With these brand attributes, I think Virgin can sell practically anything. It makes complete sense to me that their brand portfolio encompasses everything from an airline (Virgin Atlantic Airways) to music (Virgin Megastore) to mobile phones (Virgin Mobile) and more – things that normally would not go together. Because when I buy that brand, I am buying something I can’t get elsewhere – a certain spirit that I want to affiliate with.
The brand is extremely powerful. It underpins “more than 300 branded companies worldwide, employing approximately 50,000 people, in 30 countries. Global branded revenues in 2009 exceeded approximately $18 billion.” That’s a lot of money people are paying for “a certain spirit.”

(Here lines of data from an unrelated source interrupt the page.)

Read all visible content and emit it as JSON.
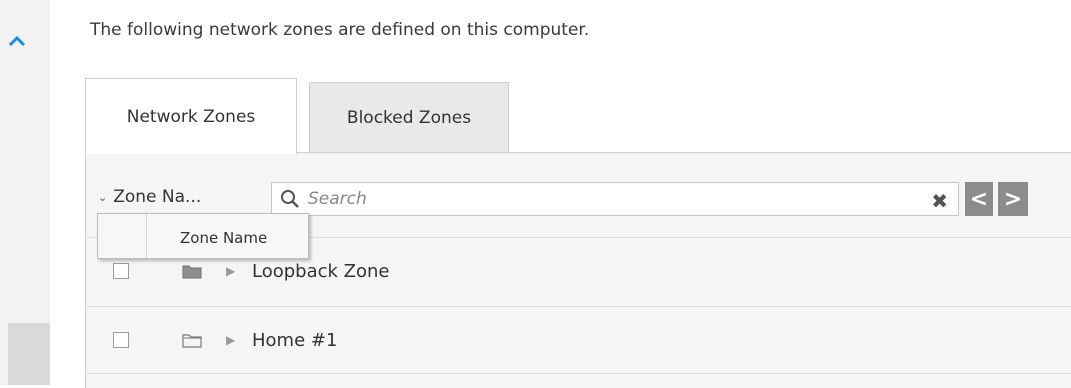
{
  "intro_text": "The following network zones are defined on this computer.",
  "tabs": [
    {
      "label": "Network Zones",
      "active": true
    },
    {
      "label": "Blocked Zones",
      "active": false
    }
  ],
  "toolbar": {
    "column_select_label": "Zone Na...",
    "search_placeholder": "Search",
    "clear_icon": "close-icon",
    "prev_label": "<",
    "next_label": ">"
  },
  "column_menu": {
    "items": [
      "Zone Name"
    ]
  },
  "rows": [
    {
      "label": "Loopback Zone",
      "checked": false
    },
    {
      "label": "Home #1",
      "checked": false
    }
  ],
  "colors": {
    "accent": "#1a8fd1",
    "nav_button": "#8c8c8c",
    "panel_bg": "#f5f5f5"
  }
}
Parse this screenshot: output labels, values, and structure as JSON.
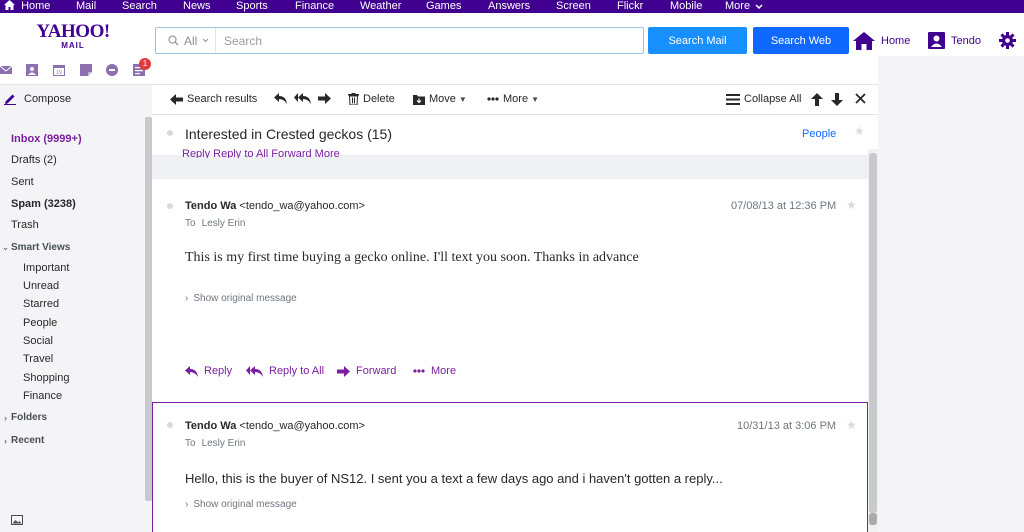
{
  "topnav": {
    "items": [
      "Home",
      "Mail",
      "Search",
      "News",
      "Sports",
      "Finance",
      "Weather",
      "Games",
      "Answers",
      "Screen",
      "Flickr",
      "Mobile",
      "More"
    ]
  },
  "header": {
    "logo_main": "YAHOO!",
    "logo_sub": "MAIL",
    "search_scope": "All",
    "search_placeholder": "Search",
    "search_mail_label": "Search Mail",
    "search_web_label": "Search Web",
    "home_label": "Home",
    "user_label": "Tendo"
  },
  "app_icons": {
    "notification_count": "1"
  },
  "sidebar": {
    "compose_label": "Compose",
    "folders": [
      {
        "label": "Inbox (9999+)"
      },
      {
        "label": "Drafts (2)"
      },
      {
        "label": "Sent"
      },
      {
        "label": "Spam (3238)"
      },
      {
        "label": "Trash"
      }
    ],
    "smart_views_label": "Smart Views",
    "smart_views": [
      "Important",
      "Unread",
      "Starred",
      "People",
      "Social",
      "Travel",
      "Shopping",
      "Finance"
    ],
    "folders_label": "Folders",
    "recent_label": "Recent"
  },
  "toolbar": {
    "search_results": "Search results",
    "delete": "Delete",
    "move": "Move",
    "more": "More",
    "collapse_all": "Collapse All"
  },
  "conversation": {
    "subject": "Interested in Crested geckos (15)",
    "people_link": "People",
    "ghost_actions": "Reply       Reply to All       Forward            More",
    "messages": [
      {
        "sender_name": "Tendo Wa",
        "sender_email": "<tendo_wa@yahoo.com>",
        "to_label": "To",
        "to_name": "Lesly Erin",
        "date": "07/08/13 at 12:36 PM",
        "body": "This is my first time buying a gecko online. I'll text you soon. Thanks in advance",
        "show_original": "Show original message",
        "actions": {
          "reply": "Reply",
          "reply_all": "Reply to All",
          "forward": "Forward",
          "more": "More"
        }
      },
      {
        "sender_name": "Tendo Wa",
        "sender_email": "<tendo_wa@yahoo.com>",
        "to_label": "To",
        "to_name": "Lesly Erin",
        "date": "10/31/13 at 3:06 PM",
        "body": "Hello, this is the buyer of NS12. I sent you a text a few days ago and i haven't gotten a reply...",
        "show_original": "Show original message"
      }
    ]
  },
  "colors": {
    "brand_purple": "#400090",
    "accent_purple": "#7b1fa2",
    "search_mail_blue": "#188fff",
    "search_web_blue": "#0f69ff",
    "badge_red": "#e23a3a"
  }
}
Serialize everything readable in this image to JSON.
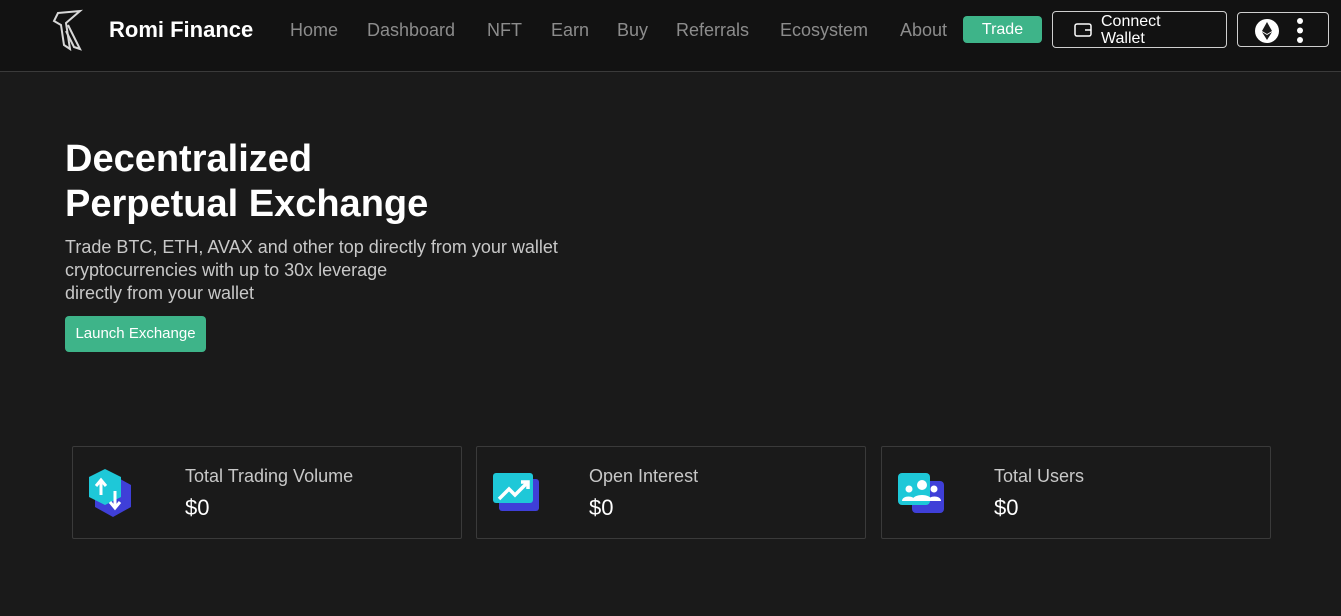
{
  "header": {
    "brand": "Romi Finance",
    "nav": [
      {
        "label": "Home"
      },
      {
        "label": "Dashboard"
      },
      {
        "label": "NFT"
      },
      {
        "label": "Earn"
      },
      {
        "label": "Buy"
      },
      {
        "label": "Referrals"
      },
      {
        "label": "Ecosystem"
      },
      {
        "label": "About"
      }
    ],
    "trade_label": "Trade",
    "connect_label": "Connect Wallet"
  },
  "hero": {
    "title_line1": "Decentralized",
    "title_line2": "Perpetual Exchange",
    "sub_line1": "Trade BTC, ETH, AVAX and other top directly from your wallet",
    "sub_line2": "cryptocurrencies with up to 30x leverage",
    "sub_line3": "directly from your wallet",
    "launch_label": "Launch Exchange"
  },
  "stats": [
    {
      "label": "Total Trading Volume",
      "value": "$0",
      "icon": "trading-volume-icon"
    },
    {
      "label": "Open Interest",
      "value": "$0",
      "icon": "open-interest-icon"
    },
    {
      "label": "Total Users",
      "value": "$0",
      "icon": "total-users-icon"
    }
  ],
  "colors": {
    "accent": "#3eb489",
    "background": "#1a1a1a",
    "header_bg": "#121212",
    "icon_cyan": "#1ec8d8",
    "icon_blue": "#3f3fd8"
  }
}
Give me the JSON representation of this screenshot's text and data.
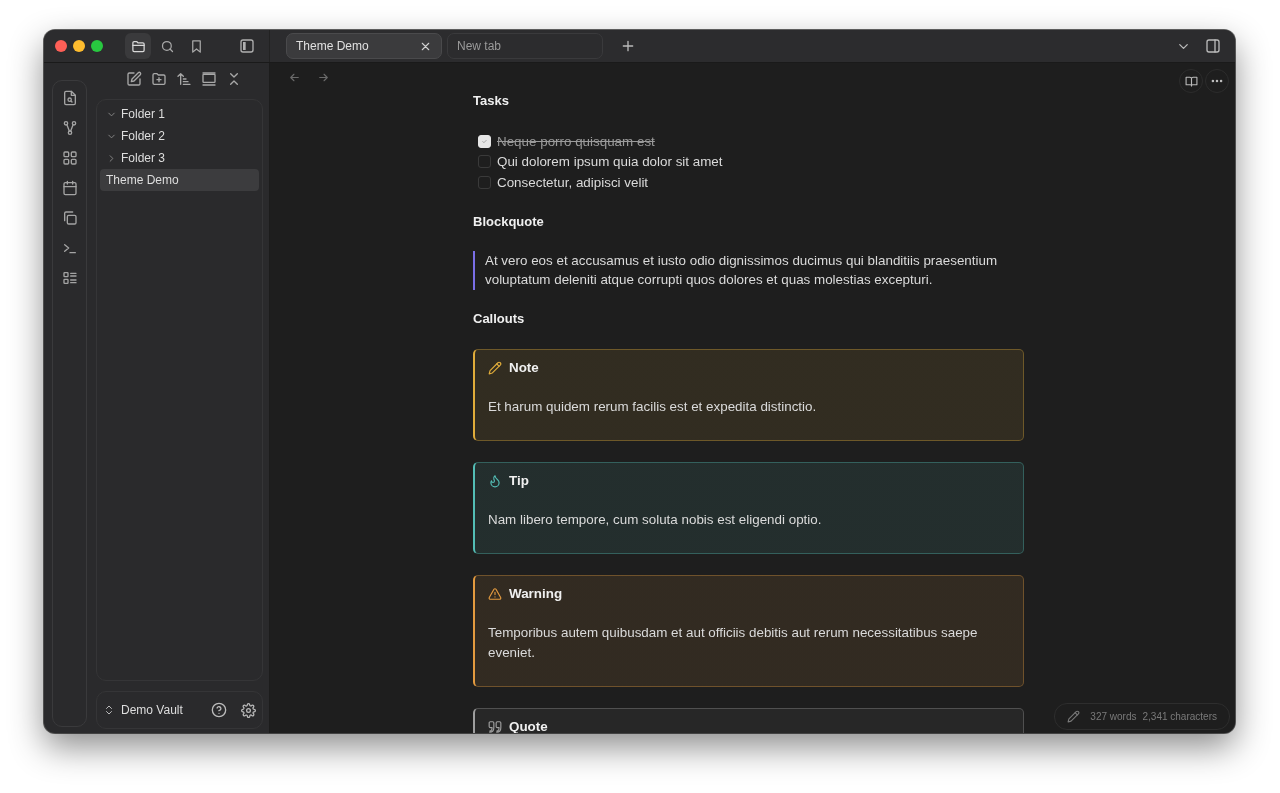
{
  "nav_tabs": [
    {
      "kind": "files",
      "selected": true
    },
    {
      "kind": "search",
      "selected": false
    },
    {
      "kind": "bookmarks",
      "selected": false
    }
  ],
  "tabs": [
    {
      "label": "Theme Demo",
      "selected": true
    },
    {
      "label": "New tab",
      "selected": false
    }
  ],
  "file_tree": [
    {
      "label": "Folder 1",
      "kind": "folder",
      "expanded": true,
      "selected": false
    },
    {
      "label": "Folder 2",
      "kind": "folder",
      "expanded": true,
      "selected": false
    },
    {
      "label": "Folder 3",
      "kind": "folder",
      "expanded": false,
      "selected": false
    },
    {
      "label": "Theme Demo",
      "kind": "file",
      "selected": true
    }
  ],
  "vault": {
    "name": "Demo Vault"
  },
  "note": {
    "sections": [
      {
        "kind": "tasks",
        "heading": "Tasks",
        "tasks": [
          {
            "text": "Neque porro quisquam est",
            "checked": true
          },
          {
            "text": "Qui dolorem ipsum quia dolor sit amet",
            "checked": false
          },
          {
            "text": "Consectetur, adipisci velit",
            "checked": false
          }
        ]
      },
      {
        "kind": "blockquote",
        "heading": "Blockquote",
        "text": "At vero eos et accusamus et iusto odio dignissimos ducimus qui blanditiis praesentium voluptatum deleniti atque corrupti quos dolores et quas molestias excepturi."
      },
      {
        "kind": "callouts",
        "heading": "Callouts",
        "callouts": [
          {
            "kind": "note",
            "title": "Note",
            "text": "Et harum quidem rerum facilis est et expedita distinctio.",
            "color": "#e0ac3a"
          },
          {
            "kind": "tip",
            "title": "Tip",
            "text": "Nam libero tempore, cum soluta nobis est eligendi optio.",
            "color": "#53bdb5"
          },
          {
            "kind": "warning",
            "title": "Warning",
            "text": "Temporibus autem quibusdam et aut officiis debitis aut rerum necessitatibus saepe eveniet.",
            "color": "#e39a3f"
          },
          {
            "kind": "quote",
            "title": "Quote",
            "color": "#9e9e9e"
          }
        ]
      }
    ]
  },
  "status_bar": {
    "words": "327 words",
    "characters": "2,341 characters"
  }
}
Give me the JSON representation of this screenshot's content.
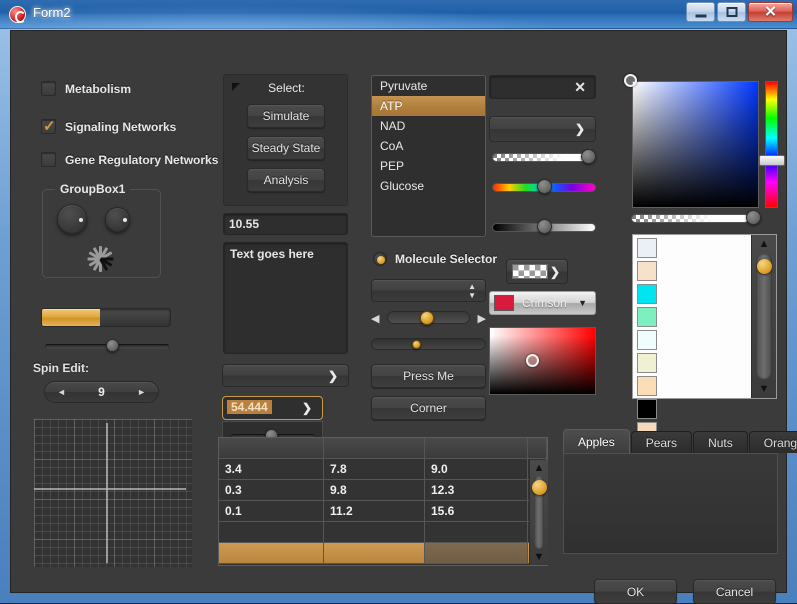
{
  "window": {
    "title": "Form2",
    "icon": "app-icon",
    "buttons": {
      "minimize": "minimize",
      "maximize": "maximize",
      "close": "✕"
    }
  },
  "checkboxes": [
    {
      "label": "Metabolism",
      "checked": false
    },
    {
      "label": "Signaling Networks",
      "checked": true
    },
    {
      "label": "Gene Regulatory Networks",
      "checked": false
    }
  ],
  "groupbox": {
    "title": "GroupBox1"
  },
  "progress": {
    "percent": 45
  },
  "slider_left": {
    "percent": 55
  },
  "spin_edit": {
    "label": "Spin Edit:",
    "value": "9",
    "left_arrow": "◄",
    "right_arrow": "►"
  },
  "select_panel": {
    "title": "Select:",
    "buttons": [
      "Simulate",
      "Steady State",
      "Analysis"
    ]
  },
  "number_field": {
    "value": "10.55"
  },
  "memo": {
    "value": "Text goes here"
  },
  "combo_empty_1": {
    "value": ""
  },
  "spin_combo": {
    "value": "54.444",
    "slider_percent": 45
  },
  "listbox": {
    "items": [
      "Pyruvate",
      "ATP",
      "NAD",
      "CoA",
      "PEP",
      "Glucose"
    ],
    "selected": "ATP"
  },
  "radio": {
    "label": "Molecule Selector",
    "checked": true
  },
  "combo_spinner": {
    "value": ""
  },
  "track_gold": {
    "percent": 50
  },
  "track_small": {
    "percent": 38
  },
  "press_me_button": {
    "label": "Press Me"
  },
  "corner_button": {
    "label": "Corner"
  },
  "clear_field": {
    "value": "",
    "icon": "close-icon"
  },
  "combo_empty_2": {
    "value": ""
  },
  "alpha_slider": {
    "percent": 96
  },
  "hue_slider": {
    "percent": 47
  },
  "gray_slider": {
    "percent": 47
  },
  "checker_combo": {
    "value": ""
  },
  "named_color_combo": {
    "value": "Crimson",
    "swatch": "#d81a3f"
  },
  "red_gradient": {
    "color": "#ff0000"
  },
  "color_picker": {
    "base_hue": "#0037ff",
    "sv_cursor": {
      "x_percent": 1,
      "y_percent": 1
    },
    "hue_handle_percent": 63,
    "alpha_percent": 96
  },
  "swatches": [
    "#eaf0f6",
    "#f6e2cb",
    "#00e5f0",
    "#7ef0c0",
    "#f0fdfd",
    "#f0f0d2",
    "#fbddb8",
    "#000000",
    "#f6d9b8"
  ],
  "table": {
    "headers": [
      "",
      "",
      "",
      ""
    ],
    "rows": [
      [
        "3.4",
        "7.8",
        "9.0",
        ""
      ],
      [
        "0.3",
        "9.8",
        "12.3",
        ""
      ],
      [
        "0.1",
        "11.2",
        "15.6",
        ""
      ],
      [
        "",
        "",
        "",
        ""
      ],
      [
        "",
        "",
        "",
        ""
      ]
    ],
    "selected_row_index": 4
  },
  "tabs": {
    "items": [
      "Apples",
      "Pears",
      "Nuts",
      "Oranges"
    ],
    "active": "Apples"
  },
  "footer": {
    "ok": "OK",
    "cancel": "Cancel"
  },
  "colors": {
    "accent_gold": "#dda424",
    "selection": "#b07f3d",
    "form_bg": "#3b3b3b",
    "title_bg": "#1f5fa8",
    "close_red": "#c63f33"
  }
}
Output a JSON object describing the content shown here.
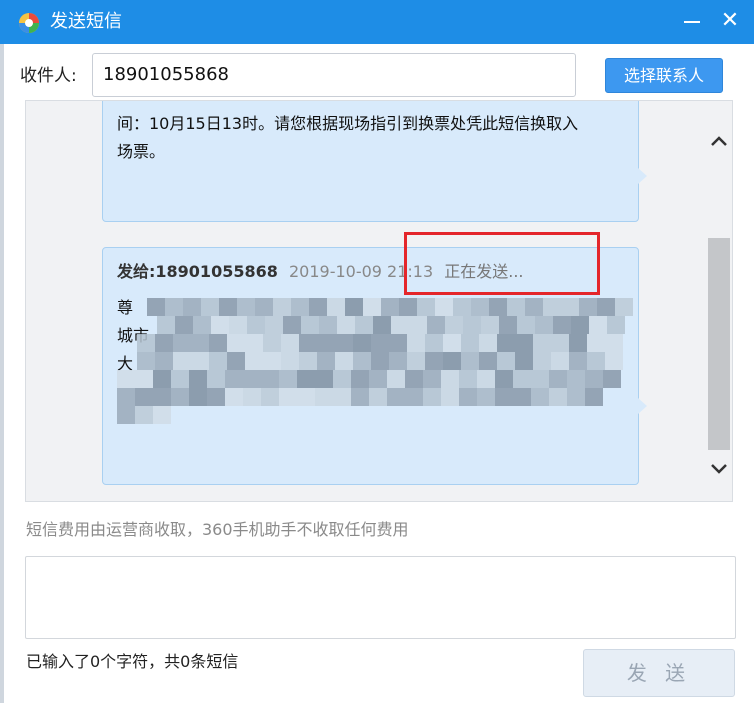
{
  "window": {
    "title": "发送短信",
    "min_icon": "minimize-icon",
    "close_glyph": "✕"
  },
  "recipient": {
    "label": "收件人:",
    "value": "18901055868",
    "contacts_button": "选择联系人"
  },
  "messages": [
    {
      "lines": [
        "间：10月15日13时。请您根据现场指引到换票处凭此短信换取入",
        "场票。"
      ]
    },
    {
      "to": "发给:18901055868",
      "time": "2019-10-09 21:13",
      "status": "正在发送...",
      "visible_lead": [
        "尊",
        "城市",
        "大"
      ]
    }
  ],
  "fee_note": "短信费用由运营商收取，360手机助手不收取任何费用",
  "compose": {
    "value": "",
    "counter": "已输入了0个字符，共0条短信",
    "send_button": "发 送"
  },
  "colors": {
    "titlebar": "#1e8de6",
    "bubble": "#d8eafb",
    "highlight": "#e4262b"
  }
}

Virgin doesn’t just acquire any company. They are seriously focused. You, too, must have that. Like a diamond. Laser-sharp, razor-sharp, clear and hard-edged. Practice good planning and understand what you do well and don’t do well. Master your craft and your culture. Then succeed in business #1, and start #2, 3, and 4 and so on.
What to do and what not to do:
· Do: Practice good brand architecture. Create a naming and logo system that makes sense to the customer and that feeds off of your company’s real skills. Retailers Target and J.C. Penney are brilliant with this. They have a department store, and they develop and promote sub-brands within the store. In just the right way.
· Do not: put a little bit of everything into your current offering and think it will necessarily taste good to the customer. Do you want to eat a salad or do you want to throw salad ingredients into a food processor and eat the mush? If you do, you must own K-mart.
Why do so many companies, the divisions within them, and individuals fail to heed this obvious lesson? See the following justifications:
· “We need to make money now - not wait for people to want what we offer”
· “Our competitors are doing it – if we don’t, we will be left behind”
· “We need to “evolve” – not be dinosaurs”
· “If we don’t take this function over, someone else will.”
· “Nobody is hiring ___ anymore – all the money is in ___.”
In a certain way, all of these assertions have merit. But too often they are used to mask something else - fear. I completely understand that fear. I am a brand specialist, after all, and it’s a lousy economy. I continually struggle to a) learn and b) accept my core competencies, my strengths and weaknesses.
By now, I sort of know who I am and what I can do, though I do get surprised sometimes (I found that I like budgeting, which was neat). I also have a depressing sense that there are valuable things I ought to know, that I really don’t and probably never will.
I can see that by choosing to focus, I eliminate some opportunity. So I am not lecturing from a soapbox.
But at the same time, by embracing who I am and what I can do, I actually feel better. More generous. I do a better job, and I find people who can supplement my skills and love to do things I can’t. It’s alright. There is room for everyone.
Isn’t everybody afraid to limit themselves? It’s a money society, society is changing, and we don’t want to lose out. We can’t afford to fail, it’s an unforgiving world. We don’t want to be embarrassed, for sure. And the worst thing is that we don’t want to see things clearly, because of what we might find – a problem that gets worse the higher we rise on the career ladder, and we’re surrounded by “yes men” left and right.
Nevertheless, the real way to evolve – to make money and keep it – is to coldly figure out who you are and what value you bring to the table. Whether you are as established as Johnson & Johnson or as novice as a kid starting out in college.
See things for what they are. See yourself, your culture, your company.
My father-in-law, a seasoned businessman, often repeats this saying:
“Open your eyes or open your wallet.”
Every time I hear it I wince just a bit. But you know what? He says it straight. Be your own best friend. As “Mr. Miyagi” said to his protégé “Daniel” in ‘80s classic The Karate Kid, “Focus, Daniel-san, focus.”